It would be easy for Governor-Elect and Lieutenant Governor-Elect to begin their term of office without joining in this prayer service. However, their presence indicates that faith is a priority for them; that the church and religious communities are a meaningful part of how they view the city and commonwealth.

Lisa Wangsness of the Boston Globe wrote “The eagerness of politicians in this largely liberal, secular state to form alliances with clergy such as Miranda underscores the continued importance of the institutional church in the city’s communities of color, and in the life of the city.” This gives me hope for the city and the church working together in future endeavors.

4. It showed a desire for this term of office to be characterized by humility and servanthood

What blew me away most from this evening was the scripture passage that Governor-elect Baker chose to characterize his term of office: “Do nothing out of selfish ambition or vain conceit.
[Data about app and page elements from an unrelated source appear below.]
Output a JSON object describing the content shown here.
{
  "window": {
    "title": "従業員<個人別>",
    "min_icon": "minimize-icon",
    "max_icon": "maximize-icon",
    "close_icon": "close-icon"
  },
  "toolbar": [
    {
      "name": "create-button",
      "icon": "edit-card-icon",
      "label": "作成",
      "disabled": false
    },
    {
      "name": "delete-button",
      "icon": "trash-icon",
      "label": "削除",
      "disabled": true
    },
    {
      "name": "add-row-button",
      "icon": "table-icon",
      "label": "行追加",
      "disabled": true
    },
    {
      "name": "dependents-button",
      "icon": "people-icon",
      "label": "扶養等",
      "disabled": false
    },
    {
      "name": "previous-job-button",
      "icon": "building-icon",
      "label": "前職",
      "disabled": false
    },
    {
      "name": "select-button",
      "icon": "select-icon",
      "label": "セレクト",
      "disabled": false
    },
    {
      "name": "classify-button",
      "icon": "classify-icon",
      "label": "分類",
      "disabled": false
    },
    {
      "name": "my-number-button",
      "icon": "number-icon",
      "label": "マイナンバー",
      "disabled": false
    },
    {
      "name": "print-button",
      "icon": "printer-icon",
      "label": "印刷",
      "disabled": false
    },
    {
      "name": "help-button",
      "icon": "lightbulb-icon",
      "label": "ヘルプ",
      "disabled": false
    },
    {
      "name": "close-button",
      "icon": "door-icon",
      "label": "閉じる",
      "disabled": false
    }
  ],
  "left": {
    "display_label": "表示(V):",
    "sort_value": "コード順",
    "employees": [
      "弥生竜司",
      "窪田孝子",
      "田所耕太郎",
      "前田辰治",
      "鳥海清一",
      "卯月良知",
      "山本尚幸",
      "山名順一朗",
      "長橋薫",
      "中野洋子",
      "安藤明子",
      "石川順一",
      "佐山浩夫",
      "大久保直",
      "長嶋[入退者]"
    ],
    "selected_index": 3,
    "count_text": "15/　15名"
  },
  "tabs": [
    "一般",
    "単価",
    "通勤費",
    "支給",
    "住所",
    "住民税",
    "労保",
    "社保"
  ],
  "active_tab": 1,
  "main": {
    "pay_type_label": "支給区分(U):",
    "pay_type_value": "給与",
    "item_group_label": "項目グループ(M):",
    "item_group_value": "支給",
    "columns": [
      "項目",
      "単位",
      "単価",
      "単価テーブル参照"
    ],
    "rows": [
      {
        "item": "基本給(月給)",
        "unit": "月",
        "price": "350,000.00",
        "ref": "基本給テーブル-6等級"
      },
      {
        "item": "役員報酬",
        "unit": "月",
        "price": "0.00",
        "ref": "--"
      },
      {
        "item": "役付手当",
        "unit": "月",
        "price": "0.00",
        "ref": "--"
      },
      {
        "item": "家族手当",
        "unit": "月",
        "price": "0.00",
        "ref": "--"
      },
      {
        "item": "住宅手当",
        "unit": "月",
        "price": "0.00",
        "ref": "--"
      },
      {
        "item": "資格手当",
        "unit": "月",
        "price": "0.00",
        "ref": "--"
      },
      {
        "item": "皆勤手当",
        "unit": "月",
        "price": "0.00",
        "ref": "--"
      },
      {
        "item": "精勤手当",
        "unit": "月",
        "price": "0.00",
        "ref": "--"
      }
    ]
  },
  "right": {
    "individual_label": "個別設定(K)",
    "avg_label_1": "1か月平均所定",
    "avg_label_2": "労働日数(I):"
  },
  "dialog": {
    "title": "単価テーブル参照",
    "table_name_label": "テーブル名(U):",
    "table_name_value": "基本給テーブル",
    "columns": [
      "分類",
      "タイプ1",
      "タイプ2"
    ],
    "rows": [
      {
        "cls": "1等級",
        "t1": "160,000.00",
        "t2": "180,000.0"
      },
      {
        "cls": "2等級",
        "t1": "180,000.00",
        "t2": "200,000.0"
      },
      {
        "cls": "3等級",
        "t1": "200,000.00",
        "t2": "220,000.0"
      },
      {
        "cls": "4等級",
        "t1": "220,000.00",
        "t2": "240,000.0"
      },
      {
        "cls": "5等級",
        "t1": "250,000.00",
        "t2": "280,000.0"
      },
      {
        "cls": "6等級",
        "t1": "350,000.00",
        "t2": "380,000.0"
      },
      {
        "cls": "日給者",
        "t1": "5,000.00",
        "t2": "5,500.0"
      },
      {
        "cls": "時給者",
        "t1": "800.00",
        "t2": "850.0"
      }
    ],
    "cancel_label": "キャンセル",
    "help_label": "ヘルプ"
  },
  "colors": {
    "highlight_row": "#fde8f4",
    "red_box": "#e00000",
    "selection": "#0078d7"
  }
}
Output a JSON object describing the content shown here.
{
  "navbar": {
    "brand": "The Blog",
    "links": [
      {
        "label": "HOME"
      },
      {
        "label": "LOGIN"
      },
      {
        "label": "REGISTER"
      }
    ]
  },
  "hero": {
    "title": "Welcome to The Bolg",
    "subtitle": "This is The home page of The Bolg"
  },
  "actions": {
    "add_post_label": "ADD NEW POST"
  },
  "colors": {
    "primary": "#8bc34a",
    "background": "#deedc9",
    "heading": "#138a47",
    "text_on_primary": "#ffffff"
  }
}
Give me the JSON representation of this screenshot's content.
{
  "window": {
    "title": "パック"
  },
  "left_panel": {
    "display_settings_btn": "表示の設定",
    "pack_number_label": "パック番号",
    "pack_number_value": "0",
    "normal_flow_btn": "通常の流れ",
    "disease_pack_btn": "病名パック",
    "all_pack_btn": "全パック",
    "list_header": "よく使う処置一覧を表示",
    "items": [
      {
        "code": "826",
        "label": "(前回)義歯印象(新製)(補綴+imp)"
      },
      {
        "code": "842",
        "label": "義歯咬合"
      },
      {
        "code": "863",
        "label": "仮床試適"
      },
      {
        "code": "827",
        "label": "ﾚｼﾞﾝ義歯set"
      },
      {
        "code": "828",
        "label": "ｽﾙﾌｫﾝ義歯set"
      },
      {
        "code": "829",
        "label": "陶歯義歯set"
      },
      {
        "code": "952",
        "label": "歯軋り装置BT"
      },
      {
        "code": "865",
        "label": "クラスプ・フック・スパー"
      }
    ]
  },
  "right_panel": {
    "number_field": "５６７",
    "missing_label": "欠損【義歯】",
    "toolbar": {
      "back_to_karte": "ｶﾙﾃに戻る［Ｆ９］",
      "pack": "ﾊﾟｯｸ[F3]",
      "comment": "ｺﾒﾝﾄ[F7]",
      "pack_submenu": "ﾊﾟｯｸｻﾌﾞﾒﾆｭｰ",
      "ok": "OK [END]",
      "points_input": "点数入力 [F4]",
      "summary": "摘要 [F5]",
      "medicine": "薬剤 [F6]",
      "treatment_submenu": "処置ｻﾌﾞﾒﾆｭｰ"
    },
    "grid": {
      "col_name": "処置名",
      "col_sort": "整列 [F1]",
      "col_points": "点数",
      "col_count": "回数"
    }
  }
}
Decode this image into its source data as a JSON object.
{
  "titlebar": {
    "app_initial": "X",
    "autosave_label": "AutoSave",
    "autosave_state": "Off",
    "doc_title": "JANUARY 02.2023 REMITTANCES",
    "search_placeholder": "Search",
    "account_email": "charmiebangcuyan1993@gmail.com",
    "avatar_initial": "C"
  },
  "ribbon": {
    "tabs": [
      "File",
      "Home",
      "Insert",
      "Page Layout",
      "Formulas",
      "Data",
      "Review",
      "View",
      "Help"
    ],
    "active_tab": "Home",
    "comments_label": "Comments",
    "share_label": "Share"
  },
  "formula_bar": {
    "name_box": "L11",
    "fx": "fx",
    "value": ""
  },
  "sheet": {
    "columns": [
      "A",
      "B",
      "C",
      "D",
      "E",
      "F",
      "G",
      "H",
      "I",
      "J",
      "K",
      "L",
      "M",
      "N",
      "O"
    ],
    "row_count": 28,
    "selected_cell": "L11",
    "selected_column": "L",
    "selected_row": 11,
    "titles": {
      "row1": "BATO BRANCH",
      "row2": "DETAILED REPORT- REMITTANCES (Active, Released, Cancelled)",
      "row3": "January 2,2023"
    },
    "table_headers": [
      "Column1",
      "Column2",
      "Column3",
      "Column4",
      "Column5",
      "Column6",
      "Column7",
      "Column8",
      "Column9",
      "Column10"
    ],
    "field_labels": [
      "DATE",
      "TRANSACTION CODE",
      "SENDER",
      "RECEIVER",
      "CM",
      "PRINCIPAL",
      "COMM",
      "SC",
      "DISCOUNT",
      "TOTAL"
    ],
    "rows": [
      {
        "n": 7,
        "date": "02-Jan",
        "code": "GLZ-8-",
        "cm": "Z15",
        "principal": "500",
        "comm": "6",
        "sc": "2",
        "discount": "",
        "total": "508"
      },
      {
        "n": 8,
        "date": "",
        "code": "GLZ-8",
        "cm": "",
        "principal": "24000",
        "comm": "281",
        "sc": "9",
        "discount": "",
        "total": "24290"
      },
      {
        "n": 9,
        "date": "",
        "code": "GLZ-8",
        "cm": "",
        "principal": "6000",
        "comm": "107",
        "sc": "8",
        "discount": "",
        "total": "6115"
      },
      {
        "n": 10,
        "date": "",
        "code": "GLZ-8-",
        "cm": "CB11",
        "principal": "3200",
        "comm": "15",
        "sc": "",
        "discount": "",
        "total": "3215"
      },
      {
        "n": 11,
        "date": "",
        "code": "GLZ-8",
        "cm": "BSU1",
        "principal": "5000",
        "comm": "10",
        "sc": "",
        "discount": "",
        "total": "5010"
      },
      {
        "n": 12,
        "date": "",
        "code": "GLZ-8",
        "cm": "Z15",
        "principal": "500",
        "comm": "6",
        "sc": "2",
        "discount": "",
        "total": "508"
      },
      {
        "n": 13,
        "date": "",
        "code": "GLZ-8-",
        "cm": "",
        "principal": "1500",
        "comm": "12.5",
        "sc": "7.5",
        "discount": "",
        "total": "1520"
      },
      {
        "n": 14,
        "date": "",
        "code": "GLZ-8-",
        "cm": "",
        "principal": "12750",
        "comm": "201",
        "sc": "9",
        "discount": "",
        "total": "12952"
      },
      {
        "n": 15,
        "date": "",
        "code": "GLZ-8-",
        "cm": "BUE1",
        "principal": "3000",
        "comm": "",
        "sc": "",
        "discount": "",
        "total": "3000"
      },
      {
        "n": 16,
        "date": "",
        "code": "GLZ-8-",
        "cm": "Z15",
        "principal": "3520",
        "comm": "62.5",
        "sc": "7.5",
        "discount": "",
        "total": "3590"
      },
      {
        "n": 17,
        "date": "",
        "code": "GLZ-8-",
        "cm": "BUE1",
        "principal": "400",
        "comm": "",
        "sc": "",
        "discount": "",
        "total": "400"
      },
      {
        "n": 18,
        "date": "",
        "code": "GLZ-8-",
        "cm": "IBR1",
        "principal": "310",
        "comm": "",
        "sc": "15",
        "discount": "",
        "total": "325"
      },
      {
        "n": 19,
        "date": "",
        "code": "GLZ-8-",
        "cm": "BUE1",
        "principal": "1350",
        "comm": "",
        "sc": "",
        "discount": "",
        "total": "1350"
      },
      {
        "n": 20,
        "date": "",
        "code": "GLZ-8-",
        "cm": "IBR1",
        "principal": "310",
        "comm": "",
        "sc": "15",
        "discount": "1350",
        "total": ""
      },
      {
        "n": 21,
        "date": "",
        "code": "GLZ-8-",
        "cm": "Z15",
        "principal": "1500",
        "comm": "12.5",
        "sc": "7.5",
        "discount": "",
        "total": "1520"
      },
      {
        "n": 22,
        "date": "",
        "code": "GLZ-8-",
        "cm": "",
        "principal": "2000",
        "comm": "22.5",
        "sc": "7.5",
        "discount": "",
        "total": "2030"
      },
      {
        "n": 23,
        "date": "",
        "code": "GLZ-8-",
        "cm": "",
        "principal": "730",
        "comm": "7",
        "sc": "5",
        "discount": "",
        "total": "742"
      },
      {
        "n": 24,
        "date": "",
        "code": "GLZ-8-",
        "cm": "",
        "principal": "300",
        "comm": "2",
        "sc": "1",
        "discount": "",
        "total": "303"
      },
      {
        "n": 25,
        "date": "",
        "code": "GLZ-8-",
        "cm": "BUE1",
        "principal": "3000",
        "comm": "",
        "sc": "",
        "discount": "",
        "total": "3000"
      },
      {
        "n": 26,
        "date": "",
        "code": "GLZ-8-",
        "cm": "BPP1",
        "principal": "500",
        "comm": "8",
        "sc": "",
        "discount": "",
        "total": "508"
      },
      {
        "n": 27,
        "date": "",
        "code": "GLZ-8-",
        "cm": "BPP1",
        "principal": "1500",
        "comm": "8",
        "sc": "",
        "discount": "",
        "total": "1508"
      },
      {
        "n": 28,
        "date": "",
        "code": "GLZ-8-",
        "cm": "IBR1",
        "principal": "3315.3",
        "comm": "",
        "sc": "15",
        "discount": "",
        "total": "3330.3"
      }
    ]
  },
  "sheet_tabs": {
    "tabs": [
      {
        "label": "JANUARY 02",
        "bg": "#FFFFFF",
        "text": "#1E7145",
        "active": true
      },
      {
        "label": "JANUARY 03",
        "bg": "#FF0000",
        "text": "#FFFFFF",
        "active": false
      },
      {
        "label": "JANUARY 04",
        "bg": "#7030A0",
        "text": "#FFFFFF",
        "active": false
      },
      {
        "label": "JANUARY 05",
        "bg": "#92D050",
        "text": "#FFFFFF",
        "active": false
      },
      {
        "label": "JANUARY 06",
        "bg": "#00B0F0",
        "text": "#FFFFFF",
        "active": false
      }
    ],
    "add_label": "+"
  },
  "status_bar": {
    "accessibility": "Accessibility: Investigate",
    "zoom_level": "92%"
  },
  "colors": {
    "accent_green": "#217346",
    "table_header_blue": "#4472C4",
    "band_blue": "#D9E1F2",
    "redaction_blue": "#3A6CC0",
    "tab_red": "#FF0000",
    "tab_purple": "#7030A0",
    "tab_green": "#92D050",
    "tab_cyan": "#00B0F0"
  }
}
Rather, in humility value others above yourselves, not looking to your own interests but each of you to the interests of the others. In your relationships with one another, have the same mindset as Christ Jesus.” (Philippians 2:3-5). Baker shared that it is his desire for each person in his administration to live by this notion.

I was so encouraged by this because I have felt that what God wants most for us as His people in Boston is humility. I had the sense that God was really going to honor this time that we took to come together and pray a blessing on their upcoming term. May we as a commonwealth be known by our willingness to humble ourselves and lift others up!

To learn more, check out the Boston Globe article here:

What is God’s Name for You?

In many ways, names define us.

God gave a few significant names to Jesus, the baby lying in the manger. He called Him Emmanuel, God with us (Matthew 1:23). He called him Jesus, which means “The Lord saves” (Matthew 1:21). He even said that the baby was the prince of peace and that the government rested on His shoulders (Isaiah 9:6).

The amazing thing is, in the same way that God spoke His identity over Jesus, a babe lying in the manger, He gives a name to us. What is God’s name for you? What is God speaking over your life?

In this sermon, I share about the significance of the name that he gave the babe in the manger, Jesus Christ. I also challenge each person to hear who we are to God, so that God can define our identity through Christ. In the end, the more we know who God is, the more we know who we are. Enjoy!